▶ MATERIAL FOR THIS TASK:

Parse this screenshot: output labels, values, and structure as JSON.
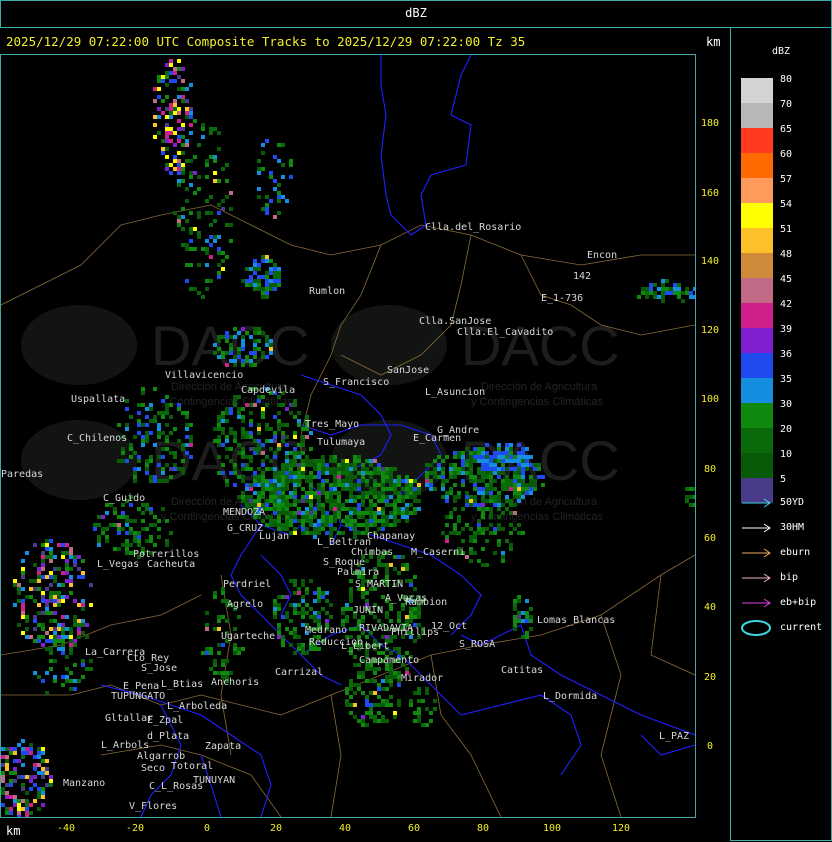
{
  "window": {
    "title": "dBZ"
  },
  "header": {
    "text": "2025/12/29 07:22:00 UTC Composite Tracks to 2025/12/29 07:22:00 Tz 35",
    "km_top": "km",
    "km_bottom": "km"
  },
  "axes": {
    "y_ticks": [
      "180",
      "160",
      "140",
      "120",
      "100",
      "80",
      "60",
      "40",
      "20",
      "0"
    ],
    "x_ticks": [
      "-40",
      "-20",
      "0",
      "20",
      "40",
      "60",
      "80",
      "100",
      "120"
    ]
  },
  "legend": {
    "title": "dBZ",
    "scale": [
      {
        "label": "80",
        "color": "#d4d4d4"
      },
      {
        "label": "70",
        "color": "#b8b8b8"
      },
      {
        "label": "65",
        "color": "#ff3a1f"
      },
      {
        "label": "60",
        "color": "#ff6a00"
      },
      {
        "label": "57",
        "color": "#ff9a5a"
      },
      {
        "label": "54",
        "color": "#ffff00"
      },
      {
        "label": "51",
        "color": "#fcc128"
      },
      {
        "label": "48",
        "color": "#cf8a3a"
      },
      {
        "label": "45",
        "color": "#c06a86"
      },
      {
        "label": "42",
        "color": "#cf1f8a"
      },
      {
        "label": "39",
        "color": "#7f1fcf"
      },
      {
        "label": "36",
        "color": "#1f4af0"
      },
      {
        "label": "35",
        "color": "#168ee0"
      },
      {
        "label": "30",
        "color": "#0f8a0f"
      },
      {
        "label": "20",
        "color": "#0a6a0a"
      },
      {
        "label": "10",
        "color": "#085a08"
      },
      {
        "label": "5",
        "color": "#4a3a8a"
      }
    ],
    "tracks": [
      {
        "label": "50YD",
        "color": "#3fd6e0",
        "icon": "arrow-right-icon"
      },
      {
        "label": "30HM",
        "color": "#ffffff",
        "icon": "arrow-right-icon"
      },
      {
        "label": "eburn",
        "color": "#e8b060",
        "icon": "arrow-right-icon"
      },
      {
        "label": "bip",
        "color": "#f0b0d0",
        "icon": "arrow-right-icon"
      },
      {
        "label": "eb+bip",
        "color": "#e040e0",
        "icon": "arrow-right-icon"
      },
      {
        "label": "current",
        "color": "#3fd6e0",
        "icon": "ellipse-icon"
      }
    ]
  },
  "watermark": {
    "text": "DACC",
    "subtitle1": "Dirección de Agricultura",
    "subtitle2": "y Contingencias Climáticas"
  },
  "places": [
    {
      "name": "Clla.del_Rosario"
    },
    {
      "name": "Encon"
    },
    {
      "name": "142"
    },
    {
      "name": "E_1-736"
    },
    {
      "name": "Rumlon"
    },
    {
      "name": "Clla.SanJose"
    },
    {
      "name": "Clla.El_Cavadito"
    },
    {
      "name": "Villavicencio"
    },
    {
      "name": "Uspallata"
    },
    {
      "name": "Capdevila"
    },
    {
      "name": "S_Francisco"
    },
    {
      "name": "SanJose"
    },
    {
      "name": "L_Asuncion"
    },
    {
      "name": "C_Chilenos"
    },
    {
      "name": "Tres_Mayo"
    },
    {
      "name": "E_Carmen"
    },
    {
      "name": "G_Andre"
    },
    {
      "name": "Tulumaya"
    },
    {
      "name": "Paredas"
    },
    {
      "name": "C_Guido"
    },
    {
      "name": "MENDOZA"
    },
    {
      "name": "G_CRUZ"
    },
    {
      "name": "Lujan"
    },
    {
      "name": "Potrerillos"
    },
    {
      "name": "L_Vegas"
    },
    {
      "name": "Cacheuta"
    },
    {
      "name": "Perdriel"
    },
    {
      "name": "Agrelo"
    },
    {
      "name": "Ugarteche"
    },
    {
      "name": "L_Beltran"
    },
    {
      "name": "Chimbas"
    },
    {
      "name": "Chapanay"
    },
    {
      "name": "M_Caserni"
    },
    {
      "name": "Palmira"
    },
    {
      "name": "S_Roque"
    },
    {
      "name": "S_MARTIN"
    },
    {
      "name": "A_Vacas"
    },
    {
      "name": "Rambion"
    },
    {
      "name": "JUNIN"
    },
    {
      "name": "RIVADAVIA"
    },
    {
      "name": "Phillips"
    },
    {
      "name": "12_Oct"
    },
    {
      "name": "S_ROSA"
    },
    {
      "name": "Lomas_Blancas"
    },
    {
      "name": "Medrano"
    },
    {
      "name": "Reduccion"
    },
    {
      "name": "L_Libert"
    },
    {
      "name": "Campamento"
    },
    {
      "name": "Catitas"
    },
    {
      "name": "La_Carrera"
    },
    {
      "name": "Cto_Rey"
    },
    {
      "name": "S_Jose"
    },
    {
      "name": "Carrizal"
    },
    {
      "name": "Anchoris"
    },
    {
      "name": "E_Pena"
    },
    {
      "name": "TUPUNGATO"
    },
    {
      "name": "L_Btias"
    },
    {
      "name": "L_Arboleda"
    },
    {
      "name": "Mirador"
    },
    {
      "name": "L_Dormida"
    },
    {
      "name": "Gltallar"
    },
    {
      "name": "E_Zpal"
    },
    {
      "name": "L_Arbols"
    },
    {
      "name": "d_Plata"
    },
    {
      "name": "Zapata"
    },
    {
      "name": "Algarrob"
    },
    {
      "name": "Seco"
    },
    {
      "name": "Totoral"
    },
    {
      "name": "TUNUYAN"
    },
    {
      "name": "C_L_Rosas"
    },
    {
      "name": "Manzano"
    },
    {
      "name": "V_Flores"
    },
    {
      "name": "L_PAZ"
    },
    {
      "name": "Ramblon"
    }
  ]
}
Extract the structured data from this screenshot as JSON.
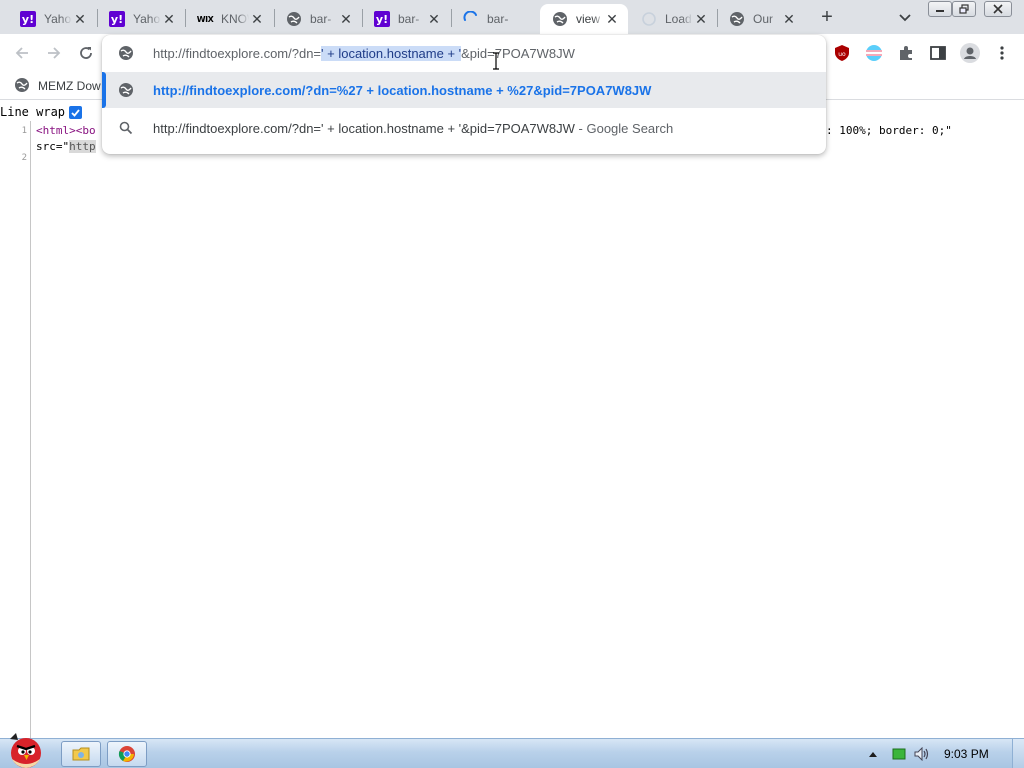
{
  "tabs": [
    {
      "title": "Yahoo",
      "favicon": "yahoo-icon",
      "active": false
    },
    {
      "title": "Yahoo",
      "favicon": "yahoo-icon",
      "active": false
    },
    {
      "title": "KNOW",
      "favicon": "wix-icon",
      "active": false
    },
    {
      "title": "bar-",
      "favicon": "globe-icon",
      "active": false
    },
    {
      "title": "bar-",
      "favicon": "yahoo-icon",
      "active": false
    },
    {
      "title": "bar-",
      "favicon": "loading-spinner-icon",
      "active": false
    },
    {
      "title": "view",
      "favicon": "globe-icon",
      "active": true
    },
    {
      "title": "Load",
      "favicon": "loading-spinner-icon",
      "active": false
    },
    {
      "title": "Our",
      "favicon": "globe-icon",
      "active": false
    }
  ],
  "favicon_glyphs": {
    "yahoo": "y!",
    "wix": "WIX"
  },
  "bookmarks": [
    {
      "label": "MEMZ Dow"
    }
  ],
  "viewsource": {
    "line_wrap_label": "Line wrap",
    "line_wrap_checked": true,
    "line_numbers": [
      "1",
      "2"
    ],
    "line1_start": "<html><bo",
    "line1_end": ": 100%; border: 0;\"",
    "line1_cont_prefix": "src=\"",
    "line1_cont_link": "http"
  },
  "omnibox": {
    "input_before": "http://findtoexplore.com/?dn=",
    "input_selected": "' + location.hostname + '",
    "input_after": "&pid=7POA7W8JW",
    "suggestions": [
      {
        "text": "http://findtoexplore.com/?dn=%27 + location.hostname + %27&pid=7POA7W8JW",
        "suffix": "",
        "icon": "globe-icon",
        "selected": true
      },
      {
        "text": "http://findtoexplore.com/?dn=' + location.hostname + '&pid=7POA7W8JW",
        "suffix": " - Google Search",
        "icon": "search-icon",
        "selected": false
      }
    ]
  },
  "taskbar": {
    "clock": "9:03 PM"
  },
  "colors": {
    "accent": "#1a73e8",
    "selection": "#cbdcf7",
    "tabstrip": "#dee1e6",
    "yahoo": "#6001d2"
  }
}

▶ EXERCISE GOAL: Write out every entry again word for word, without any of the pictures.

▶ SOLUTION:
Parse this screenshot: output labels, values, and structure as JSON.
{
  "window": {
    "title": "dBZ"
  },
  "header": {
    "text": "2025/12/29 07:22:00 UTC Composite Tracks to 2025/12/29 07:22:00 Tz 35",
    "km_top": "km",
    "km_bottom": "km"
  },
  "axes": {
    "y_ticks": [
      "180",
      "160",
      "140",
      "120",
      "100",
      "80",
      "60",
      "40",
      "20",
      "0"
    ],
    "x_ticks": [
      "-40",
      "-20",
      "0",
      "20",
      "40",
      "60",
      "80",
      "100",
      "120"
    ]
  },
  "legend": {
    "title": "dBZ",
    "scale": [
      {
        "label": "80",
        "color": "#d4d4d4"
      },
      {
        "label": "70",
        "color": "#b8b8b8"
      },
      {
        "label": "65",
        "color": "#ff3a1f"
      },
      {
        "label": "60",
        "color": "#ff6a00"
      },
      {
        "label": "57",
        "color": "#ff9a5a"
      },
      {
        "label": "54",
        "color": "#ffff00"
      },
      {
        "label": "51",
        "color": "#fcc128"
      },
      {
        "label": "48",
        "color": "#cf8a3a"
      },
      {
        "label": "45",
        "color": "#c06a86"
      },
      {
        "label": "42",
        "color": "#cf1f8a"
      },
      {
        "label": "39",
        "color": "#7f1fcf"
      },
      {
        "label": "36",
        "color": "#1f4af0"
      },
      {
        "label": "35",
        "color": "#168ee0"
      },
      {
        "label": "30",
        "color": "#0f8a0f"
      },
      {
        "label": "20",
        "color": "#0a6a0a"
      },
      {
        "label": "10",
        "color": "#085a08"
      },
      {
        "label": "5",
        "color": "#4a3a8a"
      }
    ],
    "tracks": [
      {
        "label": "50YD",
        "color": "#3fd6e0",
        "icon": "arrow-right-icon"
      },
      {
        "label": "30HM",
        "color": "#ffffff",
        "icon": "arrow-right-icon"
      },
      {
        "label": "eburn",
        "color": "#e8b060",
        "icon": "arrow-right-icon"
      },
      {
        "label": "bip",
        "color": "#f0b0d0",
        "icon": "arrow-right-icon"
      },
      {
        "label": "eb+bip",
        "color": "#e040e0",
        "icon": "arrow-right-icon"
      },
      {
        "label": "current",
        "color": "#3fd6e0",
        "icon": "ellipse-icon"
      }
    ]
  },
  "watermark": {
    "text": "DACC",
    "subtitle1": "Dirección de Agricultura",
    "subtitle2": "y Contingencias Climáticas"
  },
  "places": [
    {
      "name": "Clla.del_Rosario"
    },
    {
      "name": "Encon"
    },
    {
      "name": "142"
    },
    {
      "name": "E_1-736"
    },
    {
      "name": "Rumlon"
    },
    {
      "name": "Clla.SanJose"
    },
    {
      "name": "Clla.El_Cavadito"
    },
    {
      "name": "Villavicencio"
    },
    {
      "name": "Uspallata"
    },
    {
      "name": "Capdevila"
    },
    {
      "name": "S_Francisco"
    },
    {
      "name": "SanJose"
    },
    {
      "name": "L_Asuncion"
    },
    {
      "name": "C_Chilenos"
    },
    {
      "name": "Tres_Mayo"
    },
    {
      "name": "E_Carmen"
    },
    {
      "name": "G_Andre"
    },
    {
      "name": "Tulumaya"
    },
    {
      "name": "Paredas"
    },
    {
      "name": "C_Guido"
    },
    {
      "name": "MENDOZA"
    },
    {
      "name": "G_CRUZ"
    },
    {
      "name": "Lujan"
    },
    {
      "name": "Potrerillos"
    },
    {
      "name": "L_Vegas"
    },
    {
      "name": "Cacheuta"
    },
    {
      "name": "Perdriel"
    },
    {
      "name": "Agrelo"
    },
    {
      "name": "Ugarteche"
    },
    {
      "name": "L_Beltran"
    },
    {
      "name": "Chimbas"
    },
    {
      "name": "Chapanay"
    },
    {
      "name": "M_Caserni"
    },
    {
      "name": "Palmira"
    },
    {
      "name": "S_Roque"
    },
    {
      "name": "S_MARTIN"
    },
    {
      "name": "A_Vacas"
    },
    {
      "name": "Rambion"
    },
    {
      "name": "JUNIN"
    },
    {
      "name": "RIVADAVIA"
    },
    {
      "name": "Phillips"
    },
    {
      "name": "12_Oct"
    },
    {
      "name": "S_ROSA"
    },
    {
      "name": "Lomas_Blancas"
    },
    {
      "name": "Medrano"
    },
    {
      "name": "Reduccion"
    },
    {
      "name": "L_Libert"
    },
    {
      "name": "Campamento"
    },
    {
      "name": "Catitas"
    },
    {
      "name": "La_Carrera"
    },
    {
      "name": "Cto_Rey"
    },
    {
      "name": "S_Jose"
    },
    {
      "name": "Carrizal"
    },
    {
      "name": "Anchoris"
    },
    {
      "name": "E_Pena"
    },
    {
      "name": "TUPUNGATO"
    },
    {
      "name": "L_Btias"
    },
    {
      "name": "L_Arboleda"
    },
    {
      "name": "Mirador"
    },
    {
      "name": "L_Dormida"
    },
    {
      "name": "Gltallar"
    },
    {
      "name": "E_Zpal"
    },
    {
      "name": "L_Arbols"
    },
    {
      "name": "d_Plata"
    },
    {
      "name": "Zapata"
    },
    {
      "name": "Algarrob"
    },
    {
      "name": "Seco"
    },
    {
      "name": "Totoral"
    },
    {
      "name": "TUNUYAN"
    },
    {
      "name": "C_L_Rosas"
    },
    {
      "name": "Manzano"
    },
    {
      "name": "V_Flores"
    },
    {
      "name": "L_PAZ"
    },
    {
      "name": "Ramblon"
    }
  ]
}
Extract the structured data from this screenshot as JSON.
{
  "tabs": [
    {
      "title": "Yahoo",
      "favicon": "yahoo-icon",
      "active": false
    },
    {
      "title": "Yahoo",
      "favicon": "yahoo-icon",
      "active": false
    },
    {
      "title": "KNOW",
      "favicon": "wix-icon",
      "active": false
    },
    {
      "title": "bar-",
      "favicon": "globe-icon",
      "active": false
    },
    {
      "title": "bar-",
      "favicon": "yahoo-icon",
      "active": false
    },
    {
      "title": "bar-",
      "favicon": "loading-spinner-icon",
      "active": false
    },
    {
      "title": "view",
      "favicon": "globe-icon",
      "active": true
    },
    {
      "title": "Load",
      "favicon": "loading-spinner-icon",
      "active": false
    },
    {
      "title": "Our",
      "favicon": "globe-icon",
      "active": false
    }
  ],
  "favicon_glyphs": {
    "yahoo": "y!",
    "wix": "WIX"
  },
  "bookmarks": [
    {
      "label": "MEMZ Dow"
    }
  ],
  "viewsource": {
    "line_wrap_label": "Line wrap",
    "line_wrap_checked": true,
    "line_numbers": [
      "1",
      "2"
    ],
    "line1_start": "<html><bo",
    "line1_end": ": 100%; border: 0;\"",
    "line1_cont_prefix": "src=\"",
    "line1_cont_link": "http"
  },
  "omnibox": {
    "input_before": "http://findtoexplore.com/?dn=",
    "input_selected": "' + location.hostname + '",
    "input_after": "&pid=7POA7W8JW",
    "suggestions": [
      {
        "text": "http://findtoexplore.com/?dn=%27 + location.hostname + %27&pid=7POA7W8JW",
        "suffix": "",
        "icon": "globe-icon",
        "selected": true
      },
      {
        "text": "http://findtoexplore.com/?dn=' + location.hostname + '&pid=7POA7W8JW",
        "suffix": " - Google Search",
        "icon": "search-icon",
        "selected": false
      }
    ]
  },
  "taskbar": {
    "clock": "9:03 PM"
  },
  "colors": {
    "accent": "#1a73e8",
    "selection": "#cbdcf7",
    "tabstrip": "#dee1e6",
    "yahoo": "#6001d2"
  }
}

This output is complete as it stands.